I moved to Bristol four years ago, from London, via Hull. I’ve driven since I was 18, a terrifying 25 years ago. I didn’t drive that much in London, because of public transport, or in Hull, because it’s tiny and you just don’t have to. But when I moved to the top of the hill in East Dundry, I was suddenly driving to work, to yoga, to the supermarket - everywhere.
I was dimly aware that all the traffic jams I was part of were bad for more reasons than just my blood pressure, but with miles rolling away beneath me, the sun coming in through the windows and pop music pounding on the stereo, I kept telling myself that this was my only option. My brave neighbour cycled to work every day, but given that I hadn’t been on a bike in 15 years and even my Renault Clio could barely make it up Broadoak Hill, I quickly dismissed that option as madness and kept on truckin’, despite the guilt about my emissions creeping up.
When I moved to Fishponds in 2019 and became properly engaged with just how bad the climate
crisis really is, I knew I couldn’t put off the evil moment anymore. So, filled with a certainty that I’d be smashed to smithereens under a truck before
the week was out – or, more likely, die of a stitch by the end of the day – I got myself down to
Bool’s Bikes on Staple Hill and, after being helped
by some truly lovely staff members, bought myself a purple hydrid. I named her Greta. Because why not?
Rather than being the trial I feared, I fell in love with cycling pretty damn quickly. Zipping past the traffic, flying down hills, taking in the ever-changing graffiti – it’s all pretty awesome. Living right near the Bristol and Bath Railway Path helped. You do have to contend with all those terribly important men wearing Lycra who are in a Very Big Rush to get past you at the speed of sound. That can be a bit unnerving at first, but you soon get used to it. And the certainty of knowing that you will arrive at your destination at the right time, rather than having to allow an extra half an hour ‘just in case’ makes it all worth it.

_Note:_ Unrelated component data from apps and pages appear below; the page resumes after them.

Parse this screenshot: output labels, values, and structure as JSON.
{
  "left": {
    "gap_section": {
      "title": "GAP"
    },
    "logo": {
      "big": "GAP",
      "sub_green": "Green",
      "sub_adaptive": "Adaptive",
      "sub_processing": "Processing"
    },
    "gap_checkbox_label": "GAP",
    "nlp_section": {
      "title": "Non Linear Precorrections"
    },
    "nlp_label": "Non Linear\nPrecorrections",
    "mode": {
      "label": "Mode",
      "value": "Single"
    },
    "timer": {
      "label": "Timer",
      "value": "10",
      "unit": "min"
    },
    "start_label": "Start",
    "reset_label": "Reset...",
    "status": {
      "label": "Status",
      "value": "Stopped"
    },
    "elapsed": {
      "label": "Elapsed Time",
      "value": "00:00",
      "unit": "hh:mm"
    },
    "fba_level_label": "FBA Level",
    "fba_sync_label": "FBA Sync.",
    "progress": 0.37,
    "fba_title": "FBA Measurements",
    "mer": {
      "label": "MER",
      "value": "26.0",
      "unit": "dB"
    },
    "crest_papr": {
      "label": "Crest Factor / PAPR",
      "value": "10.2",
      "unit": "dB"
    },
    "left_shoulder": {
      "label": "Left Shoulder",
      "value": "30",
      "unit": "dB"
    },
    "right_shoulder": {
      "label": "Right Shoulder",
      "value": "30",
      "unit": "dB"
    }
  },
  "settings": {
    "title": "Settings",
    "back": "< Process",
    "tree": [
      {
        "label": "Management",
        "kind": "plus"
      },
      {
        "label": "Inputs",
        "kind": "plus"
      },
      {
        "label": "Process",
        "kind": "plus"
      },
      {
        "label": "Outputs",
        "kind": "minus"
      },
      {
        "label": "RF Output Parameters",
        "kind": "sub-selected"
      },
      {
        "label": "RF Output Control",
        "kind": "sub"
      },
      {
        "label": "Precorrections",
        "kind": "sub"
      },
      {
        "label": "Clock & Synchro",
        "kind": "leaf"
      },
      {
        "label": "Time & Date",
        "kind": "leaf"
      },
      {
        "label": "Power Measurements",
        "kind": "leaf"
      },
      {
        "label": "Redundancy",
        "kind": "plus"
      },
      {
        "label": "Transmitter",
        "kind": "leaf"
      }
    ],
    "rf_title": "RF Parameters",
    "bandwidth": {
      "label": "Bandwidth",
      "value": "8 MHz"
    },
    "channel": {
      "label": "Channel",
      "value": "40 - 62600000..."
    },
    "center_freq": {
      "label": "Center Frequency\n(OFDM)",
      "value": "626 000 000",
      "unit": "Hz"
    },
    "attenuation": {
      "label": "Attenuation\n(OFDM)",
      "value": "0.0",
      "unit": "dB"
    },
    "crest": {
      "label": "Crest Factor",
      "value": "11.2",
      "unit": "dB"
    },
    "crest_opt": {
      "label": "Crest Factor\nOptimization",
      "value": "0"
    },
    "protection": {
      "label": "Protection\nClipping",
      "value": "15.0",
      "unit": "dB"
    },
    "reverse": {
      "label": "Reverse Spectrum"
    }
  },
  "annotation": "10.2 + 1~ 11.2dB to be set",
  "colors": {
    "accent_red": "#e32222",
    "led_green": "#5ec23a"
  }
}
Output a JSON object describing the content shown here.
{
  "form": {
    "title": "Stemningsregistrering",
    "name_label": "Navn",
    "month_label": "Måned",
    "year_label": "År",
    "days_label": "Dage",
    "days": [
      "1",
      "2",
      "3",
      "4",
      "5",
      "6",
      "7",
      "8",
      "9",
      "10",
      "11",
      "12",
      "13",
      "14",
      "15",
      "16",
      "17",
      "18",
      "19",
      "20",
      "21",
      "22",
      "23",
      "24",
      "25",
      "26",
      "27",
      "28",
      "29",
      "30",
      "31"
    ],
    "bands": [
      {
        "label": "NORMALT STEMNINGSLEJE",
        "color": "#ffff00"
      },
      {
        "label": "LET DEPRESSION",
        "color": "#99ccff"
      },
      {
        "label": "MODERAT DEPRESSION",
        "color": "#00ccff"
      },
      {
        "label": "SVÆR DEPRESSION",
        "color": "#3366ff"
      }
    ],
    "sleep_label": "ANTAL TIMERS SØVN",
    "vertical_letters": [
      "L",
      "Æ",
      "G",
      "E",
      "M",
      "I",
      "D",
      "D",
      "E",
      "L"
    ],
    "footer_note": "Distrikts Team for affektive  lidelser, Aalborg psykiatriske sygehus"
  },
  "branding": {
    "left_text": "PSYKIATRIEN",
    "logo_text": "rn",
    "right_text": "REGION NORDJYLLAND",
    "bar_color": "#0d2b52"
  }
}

The hills are hard, I’m not gonna lie. But the warm glow of knowing you’re doing good for the planet while also earning yourself some extra cake-calories for when you get home make it easier. And if the hills are too much for you, you could always get an electric bike for that bit of extra help.
If you live in Bristol and are nervous about making that all important switch from car to bike, you might be interested to know that Life Cycle UK does lessons for adults who are new to cycling, making it that bit easier get started. If you live in the South West, have a look at this map to find a bike shop near you.
All of this information and so much more about cycling is available on the Better Transport Options page of this website.
Let us know how you get on in the comment box below.
Did you know… Bikes aren’t entirely carbon-footprint-free as they do need to be made. However, riding a bike contributes 10 times LESS carbon to the atmosphere than driving.